I have been asked to conduct a seminar on the subject of “On Narcissism: An Introduction,” the paper you wrote in 1914.1 realize that it may be presumptuous to invoke you personally for this purpose, but I am experiencing certain difficulties in approaching the task and believe I can make a better job of it if I can engage in a dialogue with you, as the interlocutor who can resolve my doubts, and with whom I can raise objections and offer alternative viewpoints.
My difficulties arise largely because I not only have to communicate concepts that continue to be fundamental to psychoanalytic theory but also feel bound to disagree with some of the considerations you put forward. Conscious of your love of truth and the honesty you have shown throughout your work, however, I shall proceed with these objections as homage to your scientific integrity and creative genius. Since only what could be measured and quantified was regarded as “scientific,” many of your brilliant discoveries had to be forced into a mold in order to conform to the established canons. I assume, too, that your emotional reaction to your disagreements with Jung and Adler influenced your approach to some aspects of your theme.
If being efficient means the school board can act as it sees fit and not worry about anyone affected by its decisions, then serving on the board is anything but, given the legal, political, and practical constraints on the board’s actions. Because of these constraints, it’s more important how the board conducts its business than what that business is. The most critical part concerns how, when, and why the board communicates with tactical, operational, parent, and community groups, all of whose support your board will need to provide strategic leadership.
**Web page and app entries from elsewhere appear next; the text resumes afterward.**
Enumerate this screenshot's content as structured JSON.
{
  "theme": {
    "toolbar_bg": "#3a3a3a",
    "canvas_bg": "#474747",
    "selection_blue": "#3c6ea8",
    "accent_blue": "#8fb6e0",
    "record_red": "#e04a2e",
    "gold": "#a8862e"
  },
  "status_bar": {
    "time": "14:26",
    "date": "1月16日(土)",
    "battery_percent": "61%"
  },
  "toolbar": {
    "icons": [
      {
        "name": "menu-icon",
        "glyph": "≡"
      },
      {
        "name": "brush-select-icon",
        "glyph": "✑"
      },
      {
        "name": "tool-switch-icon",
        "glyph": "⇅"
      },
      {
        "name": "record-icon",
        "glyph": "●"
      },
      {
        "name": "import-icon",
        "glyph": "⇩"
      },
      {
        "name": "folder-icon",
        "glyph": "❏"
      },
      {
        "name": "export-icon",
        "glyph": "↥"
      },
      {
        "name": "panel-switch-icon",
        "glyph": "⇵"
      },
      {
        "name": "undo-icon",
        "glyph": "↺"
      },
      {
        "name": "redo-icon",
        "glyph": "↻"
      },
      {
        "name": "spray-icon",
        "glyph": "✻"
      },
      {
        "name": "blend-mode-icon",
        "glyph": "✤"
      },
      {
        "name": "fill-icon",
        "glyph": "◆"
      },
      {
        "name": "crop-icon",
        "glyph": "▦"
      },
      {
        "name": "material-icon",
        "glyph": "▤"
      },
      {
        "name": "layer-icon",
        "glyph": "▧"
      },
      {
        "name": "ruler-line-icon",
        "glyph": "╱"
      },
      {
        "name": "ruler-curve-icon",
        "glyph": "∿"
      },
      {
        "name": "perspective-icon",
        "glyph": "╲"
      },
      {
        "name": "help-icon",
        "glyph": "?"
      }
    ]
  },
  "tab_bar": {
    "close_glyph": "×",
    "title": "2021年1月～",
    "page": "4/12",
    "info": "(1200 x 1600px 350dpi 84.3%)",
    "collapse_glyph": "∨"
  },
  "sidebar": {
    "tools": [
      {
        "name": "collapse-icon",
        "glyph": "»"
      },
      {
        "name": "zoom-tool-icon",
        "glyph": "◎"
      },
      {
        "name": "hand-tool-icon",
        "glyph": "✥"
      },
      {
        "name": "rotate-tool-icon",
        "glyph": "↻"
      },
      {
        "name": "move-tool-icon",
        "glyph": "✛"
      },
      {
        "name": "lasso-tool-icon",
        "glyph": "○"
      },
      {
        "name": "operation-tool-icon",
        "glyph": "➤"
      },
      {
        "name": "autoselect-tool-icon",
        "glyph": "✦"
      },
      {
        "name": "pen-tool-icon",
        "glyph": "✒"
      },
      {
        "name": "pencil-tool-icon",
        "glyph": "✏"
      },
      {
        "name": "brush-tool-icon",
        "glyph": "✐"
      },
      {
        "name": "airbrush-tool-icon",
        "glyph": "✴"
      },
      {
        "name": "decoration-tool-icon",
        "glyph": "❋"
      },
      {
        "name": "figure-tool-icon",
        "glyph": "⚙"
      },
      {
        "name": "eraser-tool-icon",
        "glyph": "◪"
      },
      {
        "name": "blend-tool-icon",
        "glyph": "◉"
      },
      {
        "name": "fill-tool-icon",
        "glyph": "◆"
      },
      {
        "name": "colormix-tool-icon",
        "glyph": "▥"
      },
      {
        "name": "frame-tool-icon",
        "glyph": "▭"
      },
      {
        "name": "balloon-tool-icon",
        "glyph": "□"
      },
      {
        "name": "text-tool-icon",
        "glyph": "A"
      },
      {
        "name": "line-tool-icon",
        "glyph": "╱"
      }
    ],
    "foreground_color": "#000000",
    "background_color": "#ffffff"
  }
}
Communication takes care and time, which you must build into the board’s working schedule. Many boards will find they spend more time—and more productive time—communicating the background to and reasons for their decisions than they will making them. That may seem counterintuitive, but any successful leader knows that decisions alone change nothing. People change things, but only if decisions are communicated to them in ways that they can understand and relate to. Thus, the key to board leadership is your ability to persuasively communicate decisions, not just the power to make them. As the strategic leader of a school district, your board needs to communicate so that individuals in various roles can understand, relate to, and carry out the board’s strategic decisions.
In the light of our current knowledge in the field of neurobiology, follow-up of the child after discharge from hospital takes on a particularly important role. It shapes intervention right from the very early part of the child’s life. At this age it is vital that the typical features of development and the functioning of the central nervous system (CNS) be examined. “Cellular multiplication, migration, differentiation and connexion” are the foundation of the child’s development and functionality (Boncinelli, 2008, p. 48). However, after birth, development and functionality are greatly dependent on environmental issues.
At birth the brain is made up only of a number of neurons, varying from between 10 to 13 and 100 billion, but they are not yet part of the functional connective system: the brain is far from being complete. Its first task after birth is to create the necessary connections and reinforce them so they become permanent. From this time on connections are formed determining the enlargement of the cerebral cortex, which during the first year of life, triples in thickness. This process is greatly affected by environmental experiences. The caregiving environment has a specific impact on a growing brain, so much so that it automatically creates neuronal networks which reflect the experience.
Turn your radio on in the middle of a
baseball game for five seconds and then turn it off. Without hearing the
score, you'll be able to name the winner, and you'll be right more than
half of the time.
Look, I'm a busy guy. I'm always looking for a way to save
time on the less important things in life, such as following my local
baseball team, so I'll have more time to spend on the important things
in lifefriends, family, debating the logic of the Holms' sequential
Bonferroni procedure as the appropriate follow-up method to analysis of
variance, and so on. A case in point happened just the other day.
Wanting to know whether the Kansas City Royals would win a baseball game
that was in progress, I hardly had time to wait until the game was over.
I wanted to know right now!
Much like Veruca Salt and her interest in owning one of Willy
Wonka's Oompa-Loompas "now!", I don't have much patience.
Like a bolt from the blue, I realized that I could turn on my car
radio for just a few seconds and have enough information to guess the
outcome of the game. And I could do that without hearing the score or
who was on base.